Exercise requirements:
Please copy every line of the data in which the string "subtitle" appears.

○ ○ ○ ○ ○

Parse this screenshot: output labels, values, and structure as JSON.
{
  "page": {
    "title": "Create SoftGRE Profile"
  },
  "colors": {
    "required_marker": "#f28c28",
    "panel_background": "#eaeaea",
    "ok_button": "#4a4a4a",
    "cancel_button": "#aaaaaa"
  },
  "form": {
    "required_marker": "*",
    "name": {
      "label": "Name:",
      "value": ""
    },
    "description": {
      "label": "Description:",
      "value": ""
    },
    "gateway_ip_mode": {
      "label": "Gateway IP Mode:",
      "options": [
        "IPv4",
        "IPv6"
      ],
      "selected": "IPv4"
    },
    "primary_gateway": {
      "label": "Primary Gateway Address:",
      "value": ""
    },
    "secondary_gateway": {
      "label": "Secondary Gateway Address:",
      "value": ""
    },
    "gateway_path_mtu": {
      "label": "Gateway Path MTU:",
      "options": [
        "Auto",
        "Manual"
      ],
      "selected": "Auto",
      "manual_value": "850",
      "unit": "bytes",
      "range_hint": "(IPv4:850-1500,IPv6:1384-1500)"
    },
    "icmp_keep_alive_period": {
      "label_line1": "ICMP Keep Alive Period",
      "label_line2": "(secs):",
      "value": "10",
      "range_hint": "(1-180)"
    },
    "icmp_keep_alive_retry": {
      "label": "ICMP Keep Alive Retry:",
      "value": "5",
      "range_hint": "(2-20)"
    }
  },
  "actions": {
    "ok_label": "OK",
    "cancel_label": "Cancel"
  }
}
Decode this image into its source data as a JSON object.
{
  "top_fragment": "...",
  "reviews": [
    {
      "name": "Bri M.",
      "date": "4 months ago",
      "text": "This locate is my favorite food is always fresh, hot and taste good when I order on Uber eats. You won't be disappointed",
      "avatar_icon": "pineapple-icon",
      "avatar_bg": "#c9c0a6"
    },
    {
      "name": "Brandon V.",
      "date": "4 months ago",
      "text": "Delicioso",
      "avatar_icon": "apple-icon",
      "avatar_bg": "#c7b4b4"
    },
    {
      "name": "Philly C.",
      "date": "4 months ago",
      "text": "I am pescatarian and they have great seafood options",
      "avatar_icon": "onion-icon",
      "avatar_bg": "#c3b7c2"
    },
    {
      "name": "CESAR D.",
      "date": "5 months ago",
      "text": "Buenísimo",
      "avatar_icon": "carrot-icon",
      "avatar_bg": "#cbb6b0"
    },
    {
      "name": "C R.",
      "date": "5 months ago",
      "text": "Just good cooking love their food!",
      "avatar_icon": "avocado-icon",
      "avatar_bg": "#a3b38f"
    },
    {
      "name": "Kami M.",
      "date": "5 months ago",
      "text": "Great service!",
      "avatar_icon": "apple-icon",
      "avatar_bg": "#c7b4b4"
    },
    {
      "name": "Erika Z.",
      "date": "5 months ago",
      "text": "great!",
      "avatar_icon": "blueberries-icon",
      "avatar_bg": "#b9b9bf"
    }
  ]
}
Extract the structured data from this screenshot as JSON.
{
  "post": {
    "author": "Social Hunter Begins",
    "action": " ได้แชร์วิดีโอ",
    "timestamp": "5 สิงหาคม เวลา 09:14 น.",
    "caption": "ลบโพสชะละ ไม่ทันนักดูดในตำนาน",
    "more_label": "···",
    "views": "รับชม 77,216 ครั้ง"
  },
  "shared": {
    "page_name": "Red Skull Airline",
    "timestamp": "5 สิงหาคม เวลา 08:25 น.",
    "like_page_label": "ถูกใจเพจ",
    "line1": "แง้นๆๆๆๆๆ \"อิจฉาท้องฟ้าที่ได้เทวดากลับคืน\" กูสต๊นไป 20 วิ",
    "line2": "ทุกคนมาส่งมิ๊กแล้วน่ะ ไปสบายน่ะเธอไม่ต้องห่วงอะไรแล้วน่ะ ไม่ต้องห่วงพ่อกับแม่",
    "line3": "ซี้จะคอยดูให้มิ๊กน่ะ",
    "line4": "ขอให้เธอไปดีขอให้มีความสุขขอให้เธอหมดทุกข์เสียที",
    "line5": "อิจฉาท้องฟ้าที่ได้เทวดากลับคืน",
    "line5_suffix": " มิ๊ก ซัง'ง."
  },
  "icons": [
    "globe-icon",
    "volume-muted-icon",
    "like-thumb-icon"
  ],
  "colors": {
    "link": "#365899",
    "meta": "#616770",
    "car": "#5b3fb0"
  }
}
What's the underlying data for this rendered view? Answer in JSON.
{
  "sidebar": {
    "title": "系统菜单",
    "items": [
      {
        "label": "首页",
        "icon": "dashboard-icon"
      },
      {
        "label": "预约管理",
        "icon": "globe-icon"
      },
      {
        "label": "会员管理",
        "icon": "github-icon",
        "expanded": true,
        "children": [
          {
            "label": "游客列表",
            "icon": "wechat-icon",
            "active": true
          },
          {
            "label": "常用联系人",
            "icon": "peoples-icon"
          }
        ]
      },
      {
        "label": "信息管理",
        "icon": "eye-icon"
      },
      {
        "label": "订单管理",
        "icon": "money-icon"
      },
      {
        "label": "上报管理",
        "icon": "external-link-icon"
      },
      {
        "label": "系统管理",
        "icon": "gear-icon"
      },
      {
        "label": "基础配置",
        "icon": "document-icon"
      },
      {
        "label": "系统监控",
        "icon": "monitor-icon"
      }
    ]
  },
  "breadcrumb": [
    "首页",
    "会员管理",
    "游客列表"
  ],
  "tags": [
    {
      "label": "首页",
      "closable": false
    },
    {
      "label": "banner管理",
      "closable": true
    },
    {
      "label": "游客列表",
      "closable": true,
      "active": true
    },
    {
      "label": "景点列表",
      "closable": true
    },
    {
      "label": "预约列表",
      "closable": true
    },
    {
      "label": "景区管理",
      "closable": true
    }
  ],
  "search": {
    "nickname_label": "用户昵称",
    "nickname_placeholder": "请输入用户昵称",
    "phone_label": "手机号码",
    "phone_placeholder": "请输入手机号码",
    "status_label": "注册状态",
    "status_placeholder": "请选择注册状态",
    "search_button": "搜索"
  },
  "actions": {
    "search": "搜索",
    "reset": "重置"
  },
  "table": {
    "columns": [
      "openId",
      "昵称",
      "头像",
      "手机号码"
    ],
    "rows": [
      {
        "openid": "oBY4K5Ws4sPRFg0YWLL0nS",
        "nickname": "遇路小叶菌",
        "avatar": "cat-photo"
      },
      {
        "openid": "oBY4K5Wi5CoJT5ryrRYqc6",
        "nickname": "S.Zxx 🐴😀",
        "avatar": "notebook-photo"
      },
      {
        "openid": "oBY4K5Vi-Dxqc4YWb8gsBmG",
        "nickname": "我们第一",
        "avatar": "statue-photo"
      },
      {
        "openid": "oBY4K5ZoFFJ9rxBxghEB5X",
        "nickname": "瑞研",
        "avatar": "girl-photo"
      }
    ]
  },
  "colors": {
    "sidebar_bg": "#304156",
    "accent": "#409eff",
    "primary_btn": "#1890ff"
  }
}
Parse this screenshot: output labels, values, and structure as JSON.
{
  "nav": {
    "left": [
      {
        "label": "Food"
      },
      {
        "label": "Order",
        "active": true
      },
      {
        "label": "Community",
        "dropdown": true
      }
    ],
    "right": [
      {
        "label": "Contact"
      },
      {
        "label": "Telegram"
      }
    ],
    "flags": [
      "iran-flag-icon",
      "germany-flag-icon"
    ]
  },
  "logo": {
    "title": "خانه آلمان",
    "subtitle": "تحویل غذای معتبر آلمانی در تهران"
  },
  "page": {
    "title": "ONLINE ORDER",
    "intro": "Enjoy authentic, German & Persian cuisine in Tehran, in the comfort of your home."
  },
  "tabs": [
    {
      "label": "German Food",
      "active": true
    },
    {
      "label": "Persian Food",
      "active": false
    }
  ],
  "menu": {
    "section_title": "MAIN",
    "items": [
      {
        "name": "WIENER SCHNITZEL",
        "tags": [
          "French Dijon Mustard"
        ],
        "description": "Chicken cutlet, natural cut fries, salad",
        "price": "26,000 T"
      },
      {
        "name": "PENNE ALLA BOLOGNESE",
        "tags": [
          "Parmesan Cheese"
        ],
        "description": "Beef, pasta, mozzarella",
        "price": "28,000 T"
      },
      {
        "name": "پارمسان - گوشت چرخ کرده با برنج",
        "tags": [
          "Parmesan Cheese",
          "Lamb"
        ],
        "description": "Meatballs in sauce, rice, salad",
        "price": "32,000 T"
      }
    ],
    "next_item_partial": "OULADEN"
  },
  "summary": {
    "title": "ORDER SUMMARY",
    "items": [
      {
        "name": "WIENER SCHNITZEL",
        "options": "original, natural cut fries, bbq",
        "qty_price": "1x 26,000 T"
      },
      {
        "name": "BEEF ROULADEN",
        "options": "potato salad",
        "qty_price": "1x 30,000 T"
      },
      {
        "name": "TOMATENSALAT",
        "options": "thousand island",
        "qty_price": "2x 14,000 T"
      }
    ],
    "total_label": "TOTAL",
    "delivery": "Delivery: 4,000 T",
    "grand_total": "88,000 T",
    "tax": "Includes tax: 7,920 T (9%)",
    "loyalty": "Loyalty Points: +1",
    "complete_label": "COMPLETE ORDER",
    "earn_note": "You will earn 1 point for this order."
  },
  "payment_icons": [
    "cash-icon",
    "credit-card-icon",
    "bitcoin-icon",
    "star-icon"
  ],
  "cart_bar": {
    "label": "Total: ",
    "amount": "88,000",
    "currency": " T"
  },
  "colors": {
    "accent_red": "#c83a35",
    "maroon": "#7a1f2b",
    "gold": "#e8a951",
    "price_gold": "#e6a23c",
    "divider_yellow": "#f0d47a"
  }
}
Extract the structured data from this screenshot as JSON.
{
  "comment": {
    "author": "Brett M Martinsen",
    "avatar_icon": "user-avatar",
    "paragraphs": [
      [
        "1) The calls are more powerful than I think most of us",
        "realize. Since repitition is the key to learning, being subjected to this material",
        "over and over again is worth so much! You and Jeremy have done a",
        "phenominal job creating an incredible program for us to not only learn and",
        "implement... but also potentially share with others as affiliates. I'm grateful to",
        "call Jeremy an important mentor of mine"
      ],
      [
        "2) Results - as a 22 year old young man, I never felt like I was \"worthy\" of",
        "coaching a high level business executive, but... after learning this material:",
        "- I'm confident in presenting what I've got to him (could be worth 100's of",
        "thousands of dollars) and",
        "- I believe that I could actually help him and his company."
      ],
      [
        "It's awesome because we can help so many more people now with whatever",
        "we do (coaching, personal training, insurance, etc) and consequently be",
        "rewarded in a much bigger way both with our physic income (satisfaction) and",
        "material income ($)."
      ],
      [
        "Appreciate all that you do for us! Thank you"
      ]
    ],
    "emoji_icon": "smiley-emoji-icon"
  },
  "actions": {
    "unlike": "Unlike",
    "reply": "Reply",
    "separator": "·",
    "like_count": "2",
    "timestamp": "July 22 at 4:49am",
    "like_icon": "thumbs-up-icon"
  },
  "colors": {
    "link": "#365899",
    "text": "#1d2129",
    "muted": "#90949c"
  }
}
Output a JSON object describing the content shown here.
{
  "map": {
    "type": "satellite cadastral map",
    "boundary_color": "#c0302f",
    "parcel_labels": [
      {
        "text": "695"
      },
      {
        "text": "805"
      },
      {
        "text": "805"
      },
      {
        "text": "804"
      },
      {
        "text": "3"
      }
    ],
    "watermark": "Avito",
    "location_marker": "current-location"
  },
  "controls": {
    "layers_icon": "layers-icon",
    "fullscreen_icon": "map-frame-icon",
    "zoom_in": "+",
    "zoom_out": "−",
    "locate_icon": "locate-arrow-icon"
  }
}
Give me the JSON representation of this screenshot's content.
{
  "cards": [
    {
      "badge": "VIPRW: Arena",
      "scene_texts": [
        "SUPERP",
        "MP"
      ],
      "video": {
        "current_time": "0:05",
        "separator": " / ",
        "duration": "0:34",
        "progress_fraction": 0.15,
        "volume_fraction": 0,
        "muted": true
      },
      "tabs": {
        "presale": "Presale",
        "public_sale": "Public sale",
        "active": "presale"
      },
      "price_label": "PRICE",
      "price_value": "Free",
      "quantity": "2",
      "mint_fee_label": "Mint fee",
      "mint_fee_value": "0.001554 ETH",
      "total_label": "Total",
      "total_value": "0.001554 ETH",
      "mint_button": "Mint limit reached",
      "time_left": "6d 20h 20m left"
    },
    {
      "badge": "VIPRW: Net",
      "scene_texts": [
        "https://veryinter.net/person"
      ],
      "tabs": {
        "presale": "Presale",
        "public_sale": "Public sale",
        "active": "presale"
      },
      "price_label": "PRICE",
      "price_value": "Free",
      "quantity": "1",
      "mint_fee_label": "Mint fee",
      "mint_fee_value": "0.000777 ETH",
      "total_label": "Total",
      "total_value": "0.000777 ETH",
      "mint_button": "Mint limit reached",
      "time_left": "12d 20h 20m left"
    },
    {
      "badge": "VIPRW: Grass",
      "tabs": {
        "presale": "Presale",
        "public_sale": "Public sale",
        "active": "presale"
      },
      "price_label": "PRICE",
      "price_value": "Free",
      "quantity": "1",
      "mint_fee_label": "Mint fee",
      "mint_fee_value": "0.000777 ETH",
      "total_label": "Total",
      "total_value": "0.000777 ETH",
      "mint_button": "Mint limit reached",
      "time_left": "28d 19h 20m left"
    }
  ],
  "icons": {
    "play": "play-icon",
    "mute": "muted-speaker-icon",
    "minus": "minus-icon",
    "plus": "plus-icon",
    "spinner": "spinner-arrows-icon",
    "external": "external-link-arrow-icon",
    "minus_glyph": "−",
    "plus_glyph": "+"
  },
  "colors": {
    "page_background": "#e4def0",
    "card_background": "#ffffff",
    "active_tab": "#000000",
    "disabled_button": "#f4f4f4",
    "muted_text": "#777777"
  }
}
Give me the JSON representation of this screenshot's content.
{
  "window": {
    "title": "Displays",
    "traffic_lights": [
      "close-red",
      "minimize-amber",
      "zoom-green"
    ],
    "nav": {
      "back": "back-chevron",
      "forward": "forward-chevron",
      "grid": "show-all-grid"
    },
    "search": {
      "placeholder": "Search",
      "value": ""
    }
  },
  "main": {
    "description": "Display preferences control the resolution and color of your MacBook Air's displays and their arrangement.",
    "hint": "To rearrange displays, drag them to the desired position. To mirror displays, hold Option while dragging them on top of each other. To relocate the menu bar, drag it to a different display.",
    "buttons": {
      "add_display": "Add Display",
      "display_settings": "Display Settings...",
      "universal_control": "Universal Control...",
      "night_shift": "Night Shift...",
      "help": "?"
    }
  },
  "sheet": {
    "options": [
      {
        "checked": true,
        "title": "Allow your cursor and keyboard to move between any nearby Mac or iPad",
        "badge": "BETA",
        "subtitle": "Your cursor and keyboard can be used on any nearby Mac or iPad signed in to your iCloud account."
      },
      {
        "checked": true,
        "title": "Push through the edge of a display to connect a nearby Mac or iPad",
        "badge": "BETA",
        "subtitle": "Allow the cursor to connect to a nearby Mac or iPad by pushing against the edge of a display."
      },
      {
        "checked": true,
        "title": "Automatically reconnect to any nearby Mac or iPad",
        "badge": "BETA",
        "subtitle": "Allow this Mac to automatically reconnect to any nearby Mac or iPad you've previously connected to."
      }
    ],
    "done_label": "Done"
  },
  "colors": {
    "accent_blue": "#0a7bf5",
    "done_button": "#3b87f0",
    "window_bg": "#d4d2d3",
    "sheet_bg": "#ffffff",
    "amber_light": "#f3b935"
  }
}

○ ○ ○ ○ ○

The answer:
    "subtitle": "تحویل غذای معتبر آلمانی در تهران"
        "subtitle": "Your cursor and keyboard can be used on any nearby Mac or iPad signed in to your iCloud account."
        "subtitle": "Allow the cursor to connect to a nearby Mac or iPad by pushing against the edge of a display."
        "subtitle": "Allow this Mac to automatically reconnect to any nearby Mac or iPad you've previously connected to."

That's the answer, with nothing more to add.